> Problem statement: Out of the lines below, please list those that hold the string "duration".

> Data extracts:
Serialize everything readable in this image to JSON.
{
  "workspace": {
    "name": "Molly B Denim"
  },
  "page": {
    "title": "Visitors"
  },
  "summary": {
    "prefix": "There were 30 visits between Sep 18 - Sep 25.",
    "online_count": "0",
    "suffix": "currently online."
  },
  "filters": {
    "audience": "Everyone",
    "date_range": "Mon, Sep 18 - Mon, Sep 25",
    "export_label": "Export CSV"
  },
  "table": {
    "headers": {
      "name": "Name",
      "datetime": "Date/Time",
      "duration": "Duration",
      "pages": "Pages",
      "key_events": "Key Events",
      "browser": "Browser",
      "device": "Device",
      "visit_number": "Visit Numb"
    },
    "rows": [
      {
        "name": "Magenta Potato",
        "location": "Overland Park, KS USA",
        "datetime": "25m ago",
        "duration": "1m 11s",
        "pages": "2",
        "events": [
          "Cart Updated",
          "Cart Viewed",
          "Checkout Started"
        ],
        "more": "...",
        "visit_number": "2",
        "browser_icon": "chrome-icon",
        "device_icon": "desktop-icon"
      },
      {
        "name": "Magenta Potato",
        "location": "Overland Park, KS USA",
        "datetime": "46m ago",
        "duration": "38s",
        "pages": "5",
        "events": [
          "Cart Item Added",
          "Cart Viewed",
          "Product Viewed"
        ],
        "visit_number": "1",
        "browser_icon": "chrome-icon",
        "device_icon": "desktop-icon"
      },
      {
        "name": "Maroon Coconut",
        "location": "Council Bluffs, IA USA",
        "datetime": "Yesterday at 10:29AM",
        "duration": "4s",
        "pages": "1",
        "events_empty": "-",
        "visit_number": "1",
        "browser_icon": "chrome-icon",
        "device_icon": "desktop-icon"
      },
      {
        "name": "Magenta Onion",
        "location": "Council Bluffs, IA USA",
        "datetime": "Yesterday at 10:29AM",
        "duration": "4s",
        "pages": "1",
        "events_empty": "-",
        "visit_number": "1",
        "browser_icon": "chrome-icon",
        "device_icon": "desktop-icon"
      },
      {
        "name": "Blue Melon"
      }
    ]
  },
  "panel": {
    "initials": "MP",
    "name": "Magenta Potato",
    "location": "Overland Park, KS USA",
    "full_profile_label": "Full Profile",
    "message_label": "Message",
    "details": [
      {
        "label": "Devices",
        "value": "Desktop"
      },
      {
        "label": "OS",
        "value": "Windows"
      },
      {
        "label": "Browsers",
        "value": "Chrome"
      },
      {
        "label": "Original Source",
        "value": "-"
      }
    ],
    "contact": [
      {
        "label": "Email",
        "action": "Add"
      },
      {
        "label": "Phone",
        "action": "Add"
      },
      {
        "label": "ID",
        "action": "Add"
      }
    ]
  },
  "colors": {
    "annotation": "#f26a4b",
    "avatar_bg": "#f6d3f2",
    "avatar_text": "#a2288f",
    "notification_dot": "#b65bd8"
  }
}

> Expected answer:
      "duration": "Duration",
        "duration": "1m 11s",
        "duration": "38s",
        "duration": "4s",
        "duration": "4s",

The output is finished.